◆ What you need to do
Copy the data below. Keep every line exactly as it is.

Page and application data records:
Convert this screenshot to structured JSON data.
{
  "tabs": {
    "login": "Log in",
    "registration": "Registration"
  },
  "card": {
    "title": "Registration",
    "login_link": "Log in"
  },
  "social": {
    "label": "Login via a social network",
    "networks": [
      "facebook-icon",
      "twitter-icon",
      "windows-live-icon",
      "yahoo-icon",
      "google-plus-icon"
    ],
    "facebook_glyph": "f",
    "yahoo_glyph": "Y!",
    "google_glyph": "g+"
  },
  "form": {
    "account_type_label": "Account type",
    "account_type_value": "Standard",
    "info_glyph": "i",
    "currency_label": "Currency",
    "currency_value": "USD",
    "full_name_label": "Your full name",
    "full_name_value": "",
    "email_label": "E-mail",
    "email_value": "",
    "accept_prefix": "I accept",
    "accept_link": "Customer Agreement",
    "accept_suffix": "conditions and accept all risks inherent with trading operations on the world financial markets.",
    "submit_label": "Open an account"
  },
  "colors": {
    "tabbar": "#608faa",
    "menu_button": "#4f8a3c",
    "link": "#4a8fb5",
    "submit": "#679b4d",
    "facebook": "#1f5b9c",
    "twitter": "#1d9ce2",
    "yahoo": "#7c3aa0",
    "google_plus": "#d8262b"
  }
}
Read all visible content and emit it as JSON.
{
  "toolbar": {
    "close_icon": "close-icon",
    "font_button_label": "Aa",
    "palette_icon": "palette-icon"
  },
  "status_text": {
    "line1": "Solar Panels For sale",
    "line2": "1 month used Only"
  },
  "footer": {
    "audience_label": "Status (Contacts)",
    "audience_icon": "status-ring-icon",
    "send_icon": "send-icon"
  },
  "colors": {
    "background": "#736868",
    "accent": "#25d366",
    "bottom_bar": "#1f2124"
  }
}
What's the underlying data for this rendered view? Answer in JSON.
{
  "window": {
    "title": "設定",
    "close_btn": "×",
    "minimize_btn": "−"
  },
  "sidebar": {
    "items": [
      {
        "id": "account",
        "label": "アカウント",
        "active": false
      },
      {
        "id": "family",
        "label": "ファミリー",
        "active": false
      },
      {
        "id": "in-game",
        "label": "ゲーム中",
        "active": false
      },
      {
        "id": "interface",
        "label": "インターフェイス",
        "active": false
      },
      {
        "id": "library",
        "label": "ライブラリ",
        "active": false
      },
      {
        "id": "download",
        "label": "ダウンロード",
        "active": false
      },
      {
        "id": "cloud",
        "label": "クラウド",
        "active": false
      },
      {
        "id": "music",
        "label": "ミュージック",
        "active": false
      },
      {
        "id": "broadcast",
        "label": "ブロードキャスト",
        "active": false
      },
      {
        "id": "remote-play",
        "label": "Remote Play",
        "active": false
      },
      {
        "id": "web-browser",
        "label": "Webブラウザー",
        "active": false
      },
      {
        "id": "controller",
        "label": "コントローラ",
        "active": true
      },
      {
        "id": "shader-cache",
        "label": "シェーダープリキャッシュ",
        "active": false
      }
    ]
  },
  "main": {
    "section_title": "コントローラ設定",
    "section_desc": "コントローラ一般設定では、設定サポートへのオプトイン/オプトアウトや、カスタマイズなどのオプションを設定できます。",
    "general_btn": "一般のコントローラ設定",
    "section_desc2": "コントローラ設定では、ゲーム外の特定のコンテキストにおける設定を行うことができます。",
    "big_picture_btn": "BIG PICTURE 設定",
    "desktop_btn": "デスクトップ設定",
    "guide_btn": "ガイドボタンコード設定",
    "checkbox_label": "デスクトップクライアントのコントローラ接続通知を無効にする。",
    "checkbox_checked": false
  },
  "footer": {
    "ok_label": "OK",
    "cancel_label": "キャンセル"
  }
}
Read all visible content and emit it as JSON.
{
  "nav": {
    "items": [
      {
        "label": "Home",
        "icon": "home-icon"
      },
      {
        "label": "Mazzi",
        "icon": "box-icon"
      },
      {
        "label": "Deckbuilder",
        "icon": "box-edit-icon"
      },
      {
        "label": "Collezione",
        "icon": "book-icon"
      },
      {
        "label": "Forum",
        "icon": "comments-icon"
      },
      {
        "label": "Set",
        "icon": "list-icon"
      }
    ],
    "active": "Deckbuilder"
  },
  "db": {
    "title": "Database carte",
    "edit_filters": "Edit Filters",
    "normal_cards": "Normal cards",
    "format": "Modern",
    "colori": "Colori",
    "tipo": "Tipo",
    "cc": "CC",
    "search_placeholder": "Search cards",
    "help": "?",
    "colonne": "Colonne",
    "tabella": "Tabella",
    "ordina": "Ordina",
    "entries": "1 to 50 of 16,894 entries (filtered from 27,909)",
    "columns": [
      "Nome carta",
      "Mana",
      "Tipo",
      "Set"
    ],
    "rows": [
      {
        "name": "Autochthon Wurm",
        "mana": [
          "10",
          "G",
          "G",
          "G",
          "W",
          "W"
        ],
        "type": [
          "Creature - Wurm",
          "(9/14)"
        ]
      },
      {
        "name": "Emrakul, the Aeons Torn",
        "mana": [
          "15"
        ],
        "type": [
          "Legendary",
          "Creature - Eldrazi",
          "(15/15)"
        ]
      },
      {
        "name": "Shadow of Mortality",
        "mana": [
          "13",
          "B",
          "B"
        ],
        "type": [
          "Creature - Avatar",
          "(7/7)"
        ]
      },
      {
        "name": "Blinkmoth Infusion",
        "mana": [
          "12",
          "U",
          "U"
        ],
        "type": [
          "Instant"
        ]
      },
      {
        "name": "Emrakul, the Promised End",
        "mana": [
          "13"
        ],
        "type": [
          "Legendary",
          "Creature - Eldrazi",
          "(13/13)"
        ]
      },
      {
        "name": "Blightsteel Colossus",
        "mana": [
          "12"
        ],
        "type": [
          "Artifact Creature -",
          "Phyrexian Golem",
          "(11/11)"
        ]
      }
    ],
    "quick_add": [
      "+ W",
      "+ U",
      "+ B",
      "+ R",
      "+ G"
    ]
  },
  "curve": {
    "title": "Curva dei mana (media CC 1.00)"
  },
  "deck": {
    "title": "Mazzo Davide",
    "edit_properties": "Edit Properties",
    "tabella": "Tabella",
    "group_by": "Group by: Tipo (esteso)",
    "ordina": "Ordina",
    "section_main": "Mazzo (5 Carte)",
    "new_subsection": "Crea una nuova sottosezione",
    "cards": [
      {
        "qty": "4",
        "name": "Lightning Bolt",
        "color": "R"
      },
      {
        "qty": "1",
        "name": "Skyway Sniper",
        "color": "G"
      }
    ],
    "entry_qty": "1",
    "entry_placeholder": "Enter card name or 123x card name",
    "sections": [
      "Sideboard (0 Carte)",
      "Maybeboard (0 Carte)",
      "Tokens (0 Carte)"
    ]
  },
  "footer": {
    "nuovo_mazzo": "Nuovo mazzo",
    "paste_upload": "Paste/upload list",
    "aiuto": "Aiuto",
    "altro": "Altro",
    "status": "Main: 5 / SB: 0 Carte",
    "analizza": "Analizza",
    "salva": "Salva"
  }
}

◆ Your response
Convert this screenshot to structured JSON data.
{
  "tabs": {
    "login": "Log in",
    "registration": "Registration"
  },
  "card": {
    "title": "Registration",
    "login_link": "Log in"
  },
  "social": {
    "label": "Login via a social network",
    "networks": [
      "facebook-icon",
      "twitter-icon",
      "windows-live-icon",
      "yahoo-icon",
      "google-plus-icon"
    ],
    "facebook_glyph": "f",
    "yahoo_glyph": "Y!",
    "google_glyph": "g+"
  },
  "form": {
    "account_type_label": "Account type",
    "account_type_value": "Standard",
    "info_glyph": "i",
    "currency_label": "Currency",
    "currency_value": "USD",
    "full_name_label": "Your full name",
    "full_name_value": "",
    "email_label": "E-mail",
    "email_value": "",
    "accept_prefix": "I accept",
    "accept_link": "Customer Agreement",
    "accept_suffix": "conditions and accept all risks inherent with trading operations on the world financial markets.",
    "submit_label": "Open an account"
  },
  "colors": {
    "tabbar": "#608faa",
    "menu_button": "#4f8a3c",
    "link": "#4a8fb5",
    "submit": "#679b4d",
    "facebook": "#1f5b9c",
    "twitter": "#1d9ce2",
    "yahoo": "#7c3aa0",
    "google_plus": "#d8262b"
  }
}
Read all visible content and emit it as JSON.
{
  "toolbar": {
    "close_icon": "close-icon",
    "font_button_label": "Aa",
    "palette_icon": "palette-icon"
  },
  "status_text": {
    "line1": "Solar Panels For sale",
    "line2": "1 month used Only"
  },
  "footer": {
    "audience_label": "Status (Contacts)",
    "audience_icon": "status-ring-icon",
    "send_icon": "send-icon"
  },
  "colors": {
    "background": "#736868",
    "accent": "#25d366",
    "bottom_bar": "#1f2124"
  }
}
What's the underlying data for this rendered view? Answer in JSON.
{
  "window": {
    "title": "設定",
    "close_btn": "×",
    "minimize_btn": "−"
  },
  "sidebar": {
    "items": [
      {
        "id": "account",
        "label": "アカウント",
        "active": false
      },
      {
        "id": "family",
        "label": "ファミリー",
        "active": false
      },
      {
        "id": "in-game",
        "label": "ゲーム中",
        "active": false
      },
      {
        "id": "interface",
        "label": "インターフェイス",
        "active": false
      },
      {
        "id": "library",
        "label": "ライブラリ",
        "active": false
      },
      {
        "id": "download",
        "label": "ダウンロード",
        "active": false
      },
      {
        "id": "cloud",
        "label": "クラウド",
        "active": false
      },
      {
        "id": "music",
        "label": "ミュージック",
        "active": false
      },
      {
        "id": "broadcast",
        "label": "ブロードキャスト",
        "active": false
      },
      {
        "id": "remote-play",
        "label": "Remote Play",
        "active": false
      },
      {
        "id": "web-browser",
        "label": "Webブラウザー",
        "active": false
      },
      {
        "id": "controller",
        "label": "コントローラ",
        "active": true
      },
      {
        "id": "shader-cache",
        "label": "シェーダープリキャッシュ",
        "active": false
      }
    ]
  },
  "main": {
    "section_title": "コントローラ設定",
    "section_desc": "コントローラ一般設定では、設定サポートへのオプトイン/オプトアウトや、カスタマイズなどのオプションを設定できます。",
    "general_btn": "一般のコントローラ設定",
    "section_desc2": "コントローラ設定では、ゲーム外の特定のコンテキストにおける設定を行うことができます。",
    "big_picture_btn": "BIG PICTURE 設定",
    "desktop_btn": "デスクトップ設定",
    "guide_btn": "ガイドボタンコード設定",
    "checkbox_label": "デスクトップクライアントのコントローラ接続通知を無効にする。",
    "checkbox_checked": false
  },
  "footer": {
    "ok_label": "OK",
    "cancel_label": "キャンセル"
  }
}
Read all visible content and emit it as JSON.
{
  "nav": {
    "items": [
      {
        "label": "Home",
        "icon": "home-icon"
      },
      {
        "label": "Mazzi",
        "icon": "box-icon"
      },
      {
        "label": "Deckbuilder",
        "icon": "box-edit-icon"
      },
      {
        "label": "Collezione",
        "icon": "book-icon"
      },
      {
        "label": "Forum",
        "icon": "comments-icon"
      },
      {
        "label": "Set",
        "icon": "list-icon"
      }
    ],
    "active": "Deckbuilder"
  },
  "db": {
    "title": "Database carte",
    "edit_filters": "Edit Filters",
    "normal_cards": "Normal cards",
    "format": "Modern",
    "colori": "Colori",
    "tipo": "Tipo",
    "cc": "CC",
    "search_placeholder": "Search cards",
    "help": "?",
    "colonne": "Colonne",
    "tabella": "Tabella",
    "ordina": "Ordina",
    "entries": "1 to 50 of 16,894 entries (filtered from 27,909)",
    "columns": [
      "Nome carta",
      "Mana",
      "Tipo",
      "Set"
    ],
    "rows": [
      {
        "name": "Autochthon Wurm",
        "mana": [
          "10",
          "G",
          "G",
          "G",
          "W",
          "W"
        ],
        "type": [
          "Creature - Wurm",
          "(9/14)"
        ]
      },
      {
        "name": "Emrakul, the Aeons Torn",
        "mana": [
          "15"
        ],
        "type": [
          "Legendary",
          "Creature - Eldrazi",
          "(15/15)"
        ]
      },
      {
        "name": "Shadow of Mortality",
        "mana": [
          "13",
          "B",
          "B"
        ],
        "type": [
          "Creature - Avatar",
          "(7/7)"
        ]
      },
      {
        "name": "Blinkmoth Infusion",
        "mana": [
          "12",
          "U",
          "U"
        ],
        "type": [
          "Instant"
        ]
      },
      {
        "name": "Emrakul, the Promised End",
        "mana": [
          "13"
        ],
        "type": [
          "Legendary",
          "Creature - Eldrazi",
          "(13/13)"
        ]
      },
      {
        "name": "Blightsteel Colossus",
        "mana": [
          "12"
        ],
        "type": [
          "Artifact Creature -",
          "Phyrexian Golem",
          "(11/11)"
        ]
      }
    ],
    "quick_add": [
      "+ W",
      "+ U",
      "+ B",
      "+ R",
      "+ G"
    ]
  },
  "curve": {
    "title": "Curva dei mana (media CC 1.00)"
  },
  "deck": {
    "title": "Mazzo Davide",
    "edit_properties": "Edit Properties",
    "tabella": "Tabella",
    "group_by": "Group by: Tipo (esteso)",
    "ordina": "Ordina",
    "section_main": "Mazzo (5 Carte)",
    "new_subsection": "Crea una nuova sottosezione",
    "cards": [
      {
        "qty": "4",
        "name": "Lightning Bolt",
        "color": "R"
      },
      {
        "qty": "1",
        "name": "Skyway Sniper",
        "color": "G"
      }
    ],
    "entry_qty": "1",
    "entry_placeholder": "Enter card name or 123x card name",
    "sections": [
      "Sideboard (0 Carte)",
      "Maybeboard (0 Carte)",
      "Tokens (0 Carte)"
    ]
  },
  "footer": {
    "nuovo_mazzo": "Nuovo mazzo",
    "paste_upload": "Paste/upload list",
    "aiuto": "Aiuto",
    "altro": "Altro",
    "status": "Main: 5 / SB: 0 Carte",
    "analizza": "Analizza",
    "salva": "Salva"
  }
}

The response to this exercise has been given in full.